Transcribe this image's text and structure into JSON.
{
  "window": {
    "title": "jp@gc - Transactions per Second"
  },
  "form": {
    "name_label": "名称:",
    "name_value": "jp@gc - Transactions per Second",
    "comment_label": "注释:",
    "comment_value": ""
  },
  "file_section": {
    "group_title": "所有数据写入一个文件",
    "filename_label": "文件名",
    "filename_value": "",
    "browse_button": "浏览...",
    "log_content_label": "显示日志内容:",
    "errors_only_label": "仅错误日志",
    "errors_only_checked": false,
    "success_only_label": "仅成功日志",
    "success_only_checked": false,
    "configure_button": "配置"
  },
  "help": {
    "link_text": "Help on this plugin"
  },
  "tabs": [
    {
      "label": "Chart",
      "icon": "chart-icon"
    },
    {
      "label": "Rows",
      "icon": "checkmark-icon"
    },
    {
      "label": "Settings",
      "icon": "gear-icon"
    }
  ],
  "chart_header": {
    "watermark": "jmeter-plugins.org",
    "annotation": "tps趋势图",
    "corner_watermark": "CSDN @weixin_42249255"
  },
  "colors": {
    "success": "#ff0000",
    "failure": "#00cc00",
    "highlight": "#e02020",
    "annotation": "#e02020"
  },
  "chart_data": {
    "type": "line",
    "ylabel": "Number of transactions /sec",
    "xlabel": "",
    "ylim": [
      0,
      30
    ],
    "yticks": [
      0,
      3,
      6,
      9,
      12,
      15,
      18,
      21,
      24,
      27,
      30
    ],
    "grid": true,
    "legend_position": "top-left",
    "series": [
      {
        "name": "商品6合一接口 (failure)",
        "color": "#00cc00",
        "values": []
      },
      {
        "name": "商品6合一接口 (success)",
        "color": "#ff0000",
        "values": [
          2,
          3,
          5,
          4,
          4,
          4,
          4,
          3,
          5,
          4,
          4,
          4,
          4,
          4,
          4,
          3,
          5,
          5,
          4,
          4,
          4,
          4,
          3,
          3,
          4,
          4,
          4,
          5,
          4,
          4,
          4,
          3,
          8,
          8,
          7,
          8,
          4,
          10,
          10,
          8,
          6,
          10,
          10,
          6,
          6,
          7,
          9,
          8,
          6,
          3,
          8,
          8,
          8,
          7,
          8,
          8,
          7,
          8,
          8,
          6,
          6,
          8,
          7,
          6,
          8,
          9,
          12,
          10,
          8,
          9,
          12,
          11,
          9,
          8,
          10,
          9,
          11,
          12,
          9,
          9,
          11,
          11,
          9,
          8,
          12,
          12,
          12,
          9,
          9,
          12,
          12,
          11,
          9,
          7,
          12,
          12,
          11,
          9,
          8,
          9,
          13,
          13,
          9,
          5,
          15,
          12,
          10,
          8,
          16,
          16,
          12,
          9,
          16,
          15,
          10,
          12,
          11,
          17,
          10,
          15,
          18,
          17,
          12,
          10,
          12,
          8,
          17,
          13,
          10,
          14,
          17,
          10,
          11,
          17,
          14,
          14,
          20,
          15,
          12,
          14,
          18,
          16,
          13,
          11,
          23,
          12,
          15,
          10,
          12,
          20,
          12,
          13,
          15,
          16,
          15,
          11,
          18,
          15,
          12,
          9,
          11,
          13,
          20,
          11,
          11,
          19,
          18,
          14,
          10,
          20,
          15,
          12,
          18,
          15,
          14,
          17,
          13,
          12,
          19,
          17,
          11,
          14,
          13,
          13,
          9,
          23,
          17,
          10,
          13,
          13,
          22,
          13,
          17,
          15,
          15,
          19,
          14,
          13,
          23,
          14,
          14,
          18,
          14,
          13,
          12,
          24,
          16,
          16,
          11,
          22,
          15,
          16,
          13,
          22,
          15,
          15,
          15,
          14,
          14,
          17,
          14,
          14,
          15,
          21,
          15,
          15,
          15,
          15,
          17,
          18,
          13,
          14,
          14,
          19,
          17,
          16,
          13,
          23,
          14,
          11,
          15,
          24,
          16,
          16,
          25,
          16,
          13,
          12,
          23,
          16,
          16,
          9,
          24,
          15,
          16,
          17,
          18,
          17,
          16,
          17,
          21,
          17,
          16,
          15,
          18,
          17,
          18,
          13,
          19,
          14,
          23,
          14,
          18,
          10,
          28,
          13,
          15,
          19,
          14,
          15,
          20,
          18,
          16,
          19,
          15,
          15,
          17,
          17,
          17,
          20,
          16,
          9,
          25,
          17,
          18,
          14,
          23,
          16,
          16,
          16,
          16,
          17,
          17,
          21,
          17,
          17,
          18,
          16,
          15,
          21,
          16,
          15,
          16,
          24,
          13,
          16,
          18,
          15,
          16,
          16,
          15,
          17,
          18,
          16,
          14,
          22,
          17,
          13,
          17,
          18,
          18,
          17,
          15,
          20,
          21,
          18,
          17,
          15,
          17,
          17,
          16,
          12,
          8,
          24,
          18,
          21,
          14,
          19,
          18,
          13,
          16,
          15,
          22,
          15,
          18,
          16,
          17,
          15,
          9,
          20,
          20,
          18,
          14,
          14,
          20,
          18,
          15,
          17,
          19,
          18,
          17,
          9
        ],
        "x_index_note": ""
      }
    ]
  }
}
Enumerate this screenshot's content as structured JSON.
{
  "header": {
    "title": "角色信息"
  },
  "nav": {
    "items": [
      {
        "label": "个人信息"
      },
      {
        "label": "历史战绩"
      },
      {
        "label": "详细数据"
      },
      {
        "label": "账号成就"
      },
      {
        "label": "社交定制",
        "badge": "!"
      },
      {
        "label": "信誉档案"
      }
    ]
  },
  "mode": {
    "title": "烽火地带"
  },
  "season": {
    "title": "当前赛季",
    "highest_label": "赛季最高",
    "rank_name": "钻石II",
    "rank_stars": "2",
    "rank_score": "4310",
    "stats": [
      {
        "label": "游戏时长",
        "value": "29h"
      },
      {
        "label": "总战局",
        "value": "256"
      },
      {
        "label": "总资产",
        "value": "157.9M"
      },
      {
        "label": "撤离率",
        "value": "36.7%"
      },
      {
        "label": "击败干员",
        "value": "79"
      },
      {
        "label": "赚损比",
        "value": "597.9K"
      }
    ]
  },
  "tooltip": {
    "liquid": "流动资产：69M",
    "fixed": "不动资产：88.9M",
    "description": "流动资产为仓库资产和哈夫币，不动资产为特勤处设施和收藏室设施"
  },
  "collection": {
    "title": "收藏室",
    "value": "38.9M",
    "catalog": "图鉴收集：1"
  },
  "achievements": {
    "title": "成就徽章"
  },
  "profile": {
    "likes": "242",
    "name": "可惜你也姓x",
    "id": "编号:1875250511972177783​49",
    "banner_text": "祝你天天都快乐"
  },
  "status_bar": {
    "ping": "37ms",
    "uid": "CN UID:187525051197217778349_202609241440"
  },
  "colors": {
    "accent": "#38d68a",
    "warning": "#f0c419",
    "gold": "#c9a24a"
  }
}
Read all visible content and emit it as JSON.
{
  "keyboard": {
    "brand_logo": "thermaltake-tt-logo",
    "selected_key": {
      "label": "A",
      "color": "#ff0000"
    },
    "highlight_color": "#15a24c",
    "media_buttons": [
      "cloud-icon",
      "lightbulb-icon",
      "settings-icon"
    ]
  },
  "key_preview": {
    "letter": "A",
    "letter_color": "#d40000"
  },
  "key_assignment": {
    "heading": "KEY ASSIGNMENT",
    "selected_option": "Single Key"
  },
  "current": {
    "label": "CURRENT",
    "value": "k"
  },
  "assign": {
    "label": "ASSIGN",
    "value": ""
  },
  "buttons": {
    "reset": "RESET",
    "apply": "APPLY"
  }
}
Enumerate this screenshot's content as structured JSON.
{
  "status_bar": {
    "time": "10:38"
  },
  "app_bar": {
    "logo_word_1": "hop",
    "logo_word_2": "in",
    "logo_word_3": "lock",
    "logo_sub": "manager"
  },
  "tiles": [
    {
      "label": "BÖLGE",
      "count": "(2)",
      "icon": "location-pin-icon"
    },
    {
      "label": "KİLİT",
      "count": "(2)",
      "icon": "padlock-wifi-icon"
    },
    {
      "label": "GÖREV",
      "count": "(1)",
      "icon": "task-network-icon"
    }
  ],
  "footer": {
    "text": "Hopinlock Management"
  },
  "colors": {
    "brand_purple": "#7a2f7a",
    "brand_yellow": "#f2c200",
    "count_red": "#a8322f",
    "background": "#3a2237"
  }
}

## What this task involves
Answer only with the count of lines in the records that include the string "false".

## Result below
2